§ Dataset excerpts
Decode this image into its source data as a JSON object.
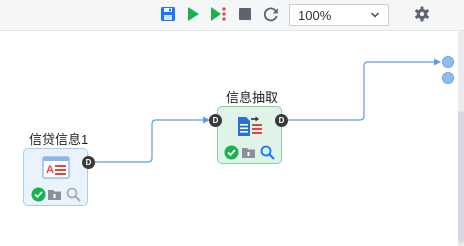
{
  "toolbar": {
    "zoom": {
      "value": "100%"
    },
    "icons": [
      "save-icon",
      "run-icon",
      "step-run-icon",
      "stop-icon",
      "refresh-icon",
      "chevron-down-icon",
      "gear-icon"
    ]
  },
  "colors": {
    "accent_blue": "#1677ff",
    "run_green": "#19b34c",
    "wire": "#5b9be8"
  },
  "nodes": [
    {
      "id": "credit",
      "label": "信贷信息1",
      "port": "D",
      "status": [
        "success-icon",
        "folder-icon",
        "search-icon"
      ]
    },
    {
      "id": "extract",
      "label": "信息抽取",
      "ports": [
        "D",
        "D"
      ],
      "status": [
        "success-icon",
        "folder-icon",
        "search-icon"
      ]
    }
  ]
}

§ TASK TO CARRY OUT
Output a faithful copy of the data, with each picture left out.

§ SOLUTION TO THIS EXERCISE
Decode this image into its source data as a JSON object.
{
  "toolbar": {
    "zoom": {
      "value": "100%"
    },
    "icons": [
      "save-icon",
      "run-icon",
      "step-run-icon",
      "stop-icon",
      "refresh-icon",
      "chevron-down-icon",
      "gear-icon"
    ]
  },
  "colors": {
    "accent_blue": "#1677ff",
    "run_green": "#19b34c",
    "wire": "#5b9be8"
  },
  "nodes": [
    {
      "id": "credit",
      "label": "信贷信息1",
      "port": "D",
      "status": [
        "success-icon",
        "folder-icon",
        "search-icon"
      ]
    },
    {
      "id": "extract",
      "label": "信息抽取",
      "ports": [
        "D",
        "D"
      ],
      "status": [
        "success-icon",
        "folder-icon",
        "search-icon"
      ]
    }
  ]
}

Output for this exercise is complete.